Could you filter the records below and keep only the lines with the word "jednotek"?

• **Source information**
Start of Block
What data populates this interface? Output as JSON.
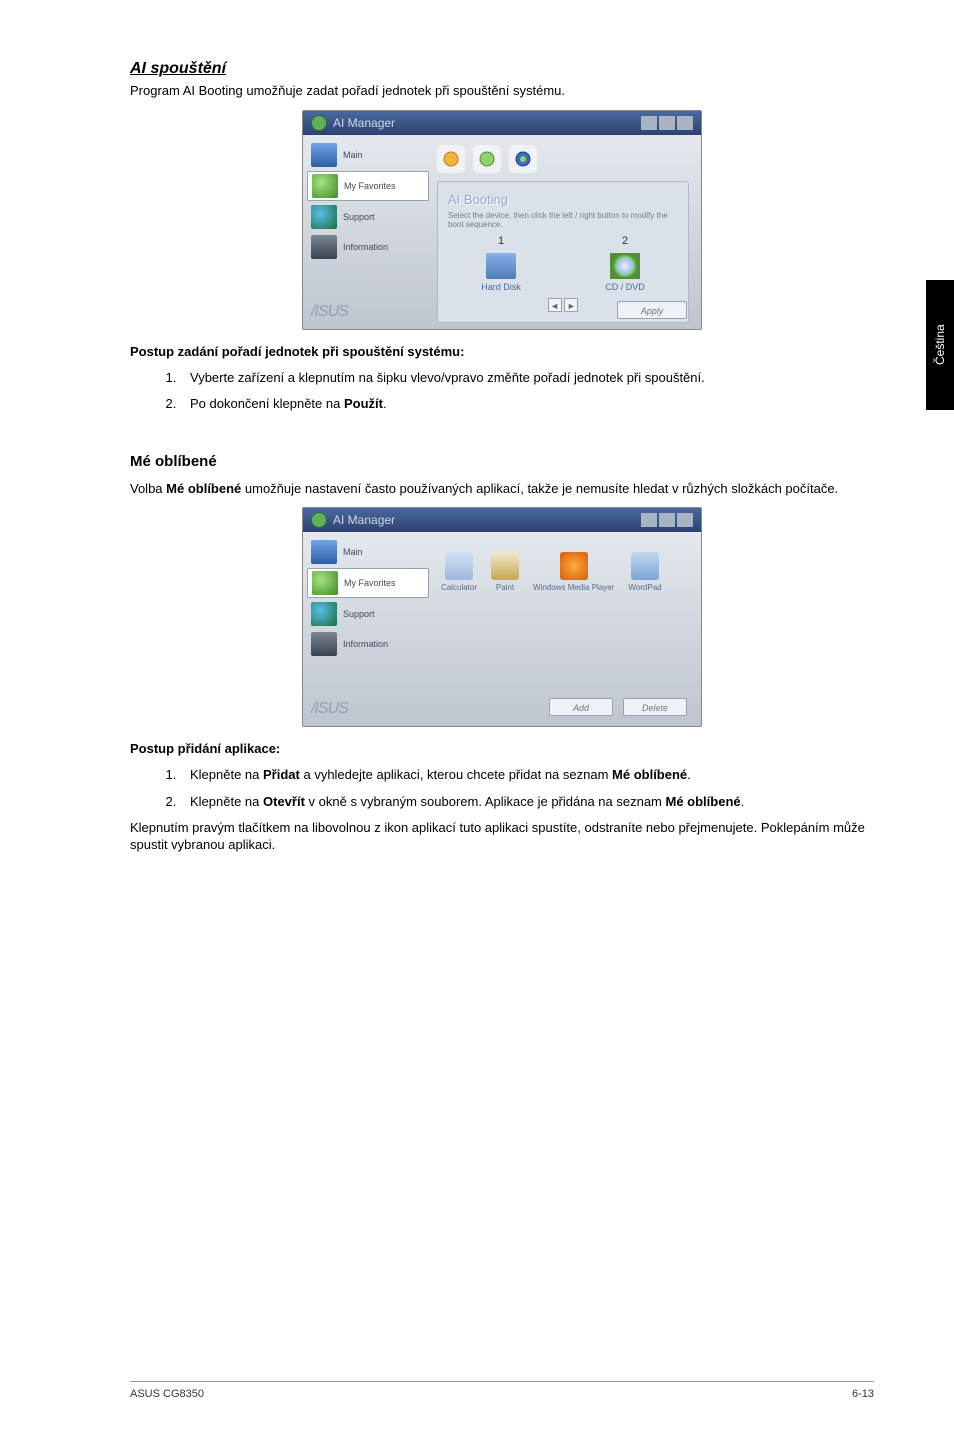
{
  "heading_ai": "AI spouštění",
  "intro_ai": "Program AI Booting umožňuje zadat pořadí jednotek při spouštění systému.",
  "sub_proc_boot": "Postup zadání pořadí jednotek při spouštění systému:",
  "boot_steps": [
    "Vyberte zařízení a klepnutím na šipku vlevo/vpravo změňte pořadí jednotek při spouštění.",
    "Po dokončení klepněte na "
  ],
  "boot_step2_strong": "Použít",
  "boot_step2_suffix": ".",
  "heading_fav": "Mé oblíbené",
  "fav_intro_pre": "Volba ",
  "fav_intro_strong": "Mé oblíbené",
  "fav_intro_post": " umožňuje nastavení často používaných aplikací, takže je nemusíte hledat v růzhých složkách počítače.",
  "sub_proc_add": "Postup přidání aplikace:",
  "add_steps": {
    "s1_pre": "Klepněte na ",
    "s1_b1": "Přidat",
    "s1_mid": " a vyhledejte aplikaci, kterou chcete přidat na seznam ",
    "s1_b2": "Mé oblíbené",
    "s1_suf": ".",
    "s2_pre": "Klepněte na ",
    "s2_b1": "Otevřít",
    "s2_mid": " v okně s vybraným souborem. Aplikace je přidána na seznam ",
    "s2_b2": "Mé oblíbené",
    "s2_suf": "."
  },
  "outro": "Klepnutím pravým tlačítkem na libovolnou z ikon aplikací tuto aplikaci spustíte, odstraníte nebo přejmenujete. Poklepáním může spustit vybranou aplikaci.",
  "sidetab": "Čeština",
  "footer_left": "ASUS CG8350",
  "footer_right": "6-13",
  "win": {
    "title": "AI Manager",
    "sb": [
      "Main",
      "My Favorites",
      "Support",
      "Information"
    ],
    "brand": "/ISUS",
    "boot": {
      "panel_title": "AI Booting",
      "panel_desc": "Select the device, then click the left / right button to modify the boot sequence.",
      "cols": [
        {
          "num": "1",
          "label": "Hard Disk"
        },
        {
          "num": "2",
          "label": "CD / DVD"
        }
      ],
      "apply": "Apply"
    },
    "fav": {
      "items": [
        {
          "label": "Calculator"
        },
        {
          "label": "Paint"
        },
        {
          "label": "Windows Media Player"
        },
        {
          "label": "WordPad"
        }
      ],
      "add": "Add",
      "del": "Delete"
    }
  }
}
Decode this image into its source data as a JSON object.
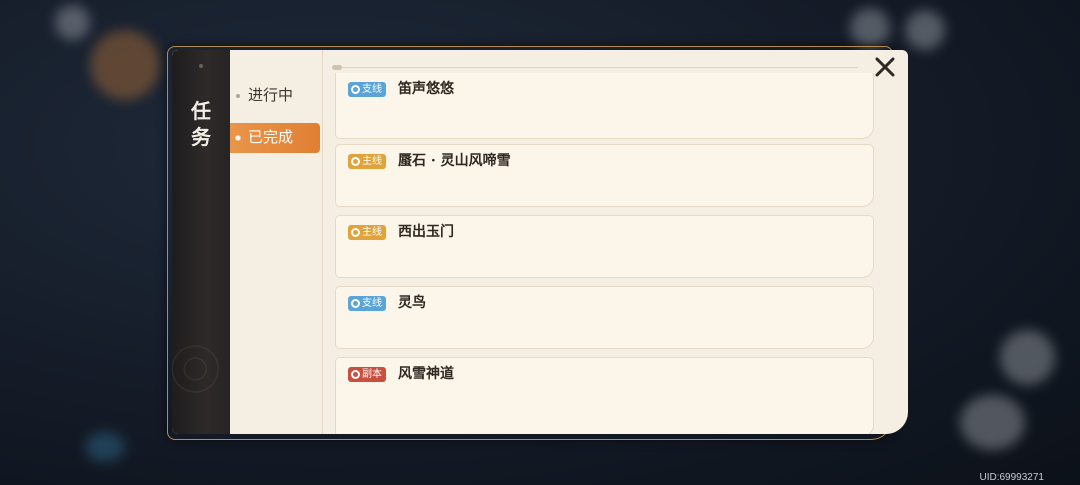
{
  "panel": {
    "title": "任务",
    "close_icon": "close-x-icon"
  },
  "tabs": [
    {
      "label": "进行中",
      "active": false
    },
    {
      "label": "已完成",
      "active": true
    }
  ],
  "quests": [
    {
      "tag": "支线",
      "tag_color": "#5aa4d8",
      "name": "笛声悠悠"
    },
    {
      "tag": "主线",
      "tag_color": "#e0a43a",
      "name": "蜃石 · 灵山风啼雪"
    },
    {
      "tag": "主线",
      "tag_color": "#e0a43a",
      "name": "西出玉门"
    },
    {
      "tag": "支线",
      "tag_color": "#5aa4d8",
      "name": "灵鸟"
    },
    {
      "tag": "副本",
      "tag_color": "#c9503f",
      "name": "风雪神道"
    }
  ],
  "footer": {
    "uid": "UID:69993271"
  },
  "colors": {
    "accent": "#e0853a",
    "panel_bg": "#f4eee3",
    "title_strip": "#262323"
  }
}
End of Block
• **Task output**
  "intro_ai": "Program AI Booting umožňuje zadat pořadí jednotek při spouštění systému.",
  "sub_proc_boot": "Postup zadání pořadí jednotek při spouštění systému:",
    "Vyberte zařízení a klepnutím na šipku vlevo/vpravo změňte pořadí jednotek při spouštění.",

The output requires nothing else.